**Information supplied:**
__________________________________________________
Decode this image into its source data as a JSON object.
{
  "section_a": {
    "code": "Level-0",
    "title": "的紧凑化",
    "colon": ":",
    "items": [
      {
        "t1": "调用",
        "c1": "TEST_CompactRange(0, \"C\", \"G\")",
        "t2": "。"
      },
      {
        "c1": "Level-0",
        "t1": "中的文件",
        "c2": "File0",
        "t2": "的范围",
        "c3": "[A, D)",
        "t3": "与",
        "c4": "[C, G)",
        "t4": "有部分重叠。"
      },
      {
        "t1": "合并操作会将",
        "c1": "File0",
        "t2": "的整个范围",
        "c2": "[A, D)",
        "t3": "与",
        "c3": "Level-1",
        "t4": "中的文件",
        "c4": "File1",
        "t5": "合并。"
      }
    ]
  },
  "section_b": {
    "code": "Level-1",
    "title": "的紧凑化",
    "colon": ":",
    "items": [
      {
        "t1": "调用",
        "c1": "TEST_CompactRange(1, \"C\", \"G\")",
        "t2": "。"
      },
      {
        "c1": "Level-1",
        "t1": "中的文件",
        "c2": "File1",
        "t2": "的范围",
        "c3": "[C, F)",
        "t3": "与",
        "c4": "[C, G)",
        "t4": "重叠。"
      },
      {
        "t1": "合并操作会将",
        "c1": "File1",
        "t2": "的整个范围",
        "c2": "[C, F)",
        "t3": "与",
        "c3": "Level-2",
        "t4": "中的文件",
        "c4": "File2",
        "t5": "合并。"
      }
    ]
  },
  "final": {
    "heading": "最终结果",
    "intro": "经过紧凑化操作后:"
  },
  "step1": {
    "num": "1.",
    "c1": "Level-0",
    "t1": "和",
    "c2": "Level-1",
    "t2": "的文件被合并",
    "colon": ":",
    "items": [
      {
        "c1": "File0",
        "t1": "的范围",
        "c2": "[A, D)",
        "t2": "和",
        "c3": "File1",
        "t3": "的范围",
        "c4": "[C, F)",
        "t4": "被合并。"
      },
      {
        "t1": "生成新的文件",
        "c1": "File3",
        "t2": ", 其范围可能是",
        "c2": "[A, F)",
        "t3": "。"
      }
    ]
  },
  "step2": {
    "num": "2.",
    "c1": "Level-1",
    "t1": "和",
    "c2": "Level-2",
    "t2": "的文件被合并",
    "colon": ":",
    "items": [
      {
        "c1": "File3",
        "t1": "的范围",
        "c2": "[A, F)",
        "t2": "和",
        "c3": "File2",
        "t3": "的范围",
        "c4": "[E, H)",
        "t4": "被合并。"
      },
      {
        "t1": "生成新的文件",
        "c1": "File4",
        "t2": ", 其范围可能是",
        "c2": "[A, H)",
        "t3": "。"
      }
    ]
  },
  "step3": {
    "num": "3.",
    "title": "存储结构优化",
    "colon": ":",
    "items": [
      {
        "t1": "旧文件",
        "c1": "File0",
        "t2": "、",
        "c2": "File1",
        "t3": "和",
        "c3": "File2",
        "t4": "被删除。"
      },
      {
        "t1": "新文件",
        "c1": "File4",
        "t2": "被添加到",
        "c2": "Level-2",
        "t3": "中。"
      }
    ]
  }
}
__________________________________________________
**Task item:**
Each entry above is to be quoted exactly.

**Finished task:**
Decode this image into its source data as a JSON object.
{
  "section_a": {
    "code": "Level-0",
    "title": "的紧凑化",
    "colon": ":",
    "items": [
      {
        "t1": "调用",
        "c1": "TEST_CompactRange(0, \"C\", \"G\")",
        "t2": "。"
      },
      {
        "c1": "Level-0",
        "t1": "中的文件",
        "c2": "File0",
        "t2": "的范围",
        "c3": "[A, D)",
        "t3": "与",
        "c4": "[C, G)",
        "t4": "有部分重叠。"
      },
      {
        "t1": "合并操作会将",
        "c1": "File0",
        "t2": "的整个范围",
        "c2": "[A, D)",
        "t3": "与",
        "c3": "Level-1",
        "t4": "中的文件",
        "c4": "File1",
        "t5": "合并。"
      }
    ]
  },
  "section_b": {
    "code": "Level-1",
    "title": "的紧凑化",
    "colon": ":",
    "items": [
      {
        "t1": "调用",
        "c1": "TEST_CompactRange(1, \"C\", \"G\")",
        "t2": "。"
      },
      {
        "c1": "Level-1",
        "t1": "中的文件",
        "c2": "File1",
        "t2": "的范围",
        "c3": "[C, F)",
        "t3": "与",
        "c4": "[C, G)",
        "t4": "重叠。"
      },
      {
        "t1": "合并操作会将",
        "c1": "File1",
        "t2": "的整个范围",
        "c2": "[C, F)",
        "t3": "与",
        "c3": "Level-2",
        "t4": "中的文件",
        "c4": "File2",
        "t5": "合并。"
      }
    ]
  },
  "final": {
    "heading": "最终结果",
    "intro": "经过紧凑化操作后:"
  },
  "step1": {
    "num": "1.",
    "c1": "Level-0",
    "t1": "和",
    "c2": "Level-1",
    "t2": "的文件被合并",
    "colon": ":",
    "items": [
      {
        "c1": "File0",
        "t1": "的范围",
        "c2": "[A, D)",
        "t2": "和",
        "c3": "File1",
        "t3": "的范围",
        "c4": "[C, F)",
        "t4": "被合并。"
      },
      {
        "t1": "生成新的文件",
        "c1": "File3",
        "t2": ", 其范围可能是",
        "c2": "[A, F)",
        "t3": "。"
      }
    ]
  },
  "step2": {
    "num": "2.",
    "c1": "Level-1",
    "t1": "和",
    "c2": "Level-2",
    "t2": "的文件被合并",
    "colon": ":",
    "items": [
      {
        "c1": "File3",
        "t1": "的范围",
        "c2": "[A, F)",
        "t2": "和",
        "c3": "File2",
        "t3": "的范围",
        "c4": "[E, H)",
        "t4": "被合并。"
      },
      {
        "t1": "生成新的文件",
        "c1": "File4",
        "t2": ", 其范围可能是",
        "c2": "[A, H)",
        "t3": "。"
      }
    ]
  },
  "step3": {
    "num": "3.",
    "title": "存储结构优化",
    "colon": ":",
    "items": [
      {
        "t1": "旧文件",
        "c1": "File0",
        "t2": "、",
        "c2": "File1",
        "t3": "和",
        "c3": "File2",
        "t4": "被删除。"
      },
      {
        "t1": "新文件",
        "c1": "File4",
        "t2": "被添加到",
        "c2": "Level-2",
        "t3": "中。"
      }
    ]
  }
}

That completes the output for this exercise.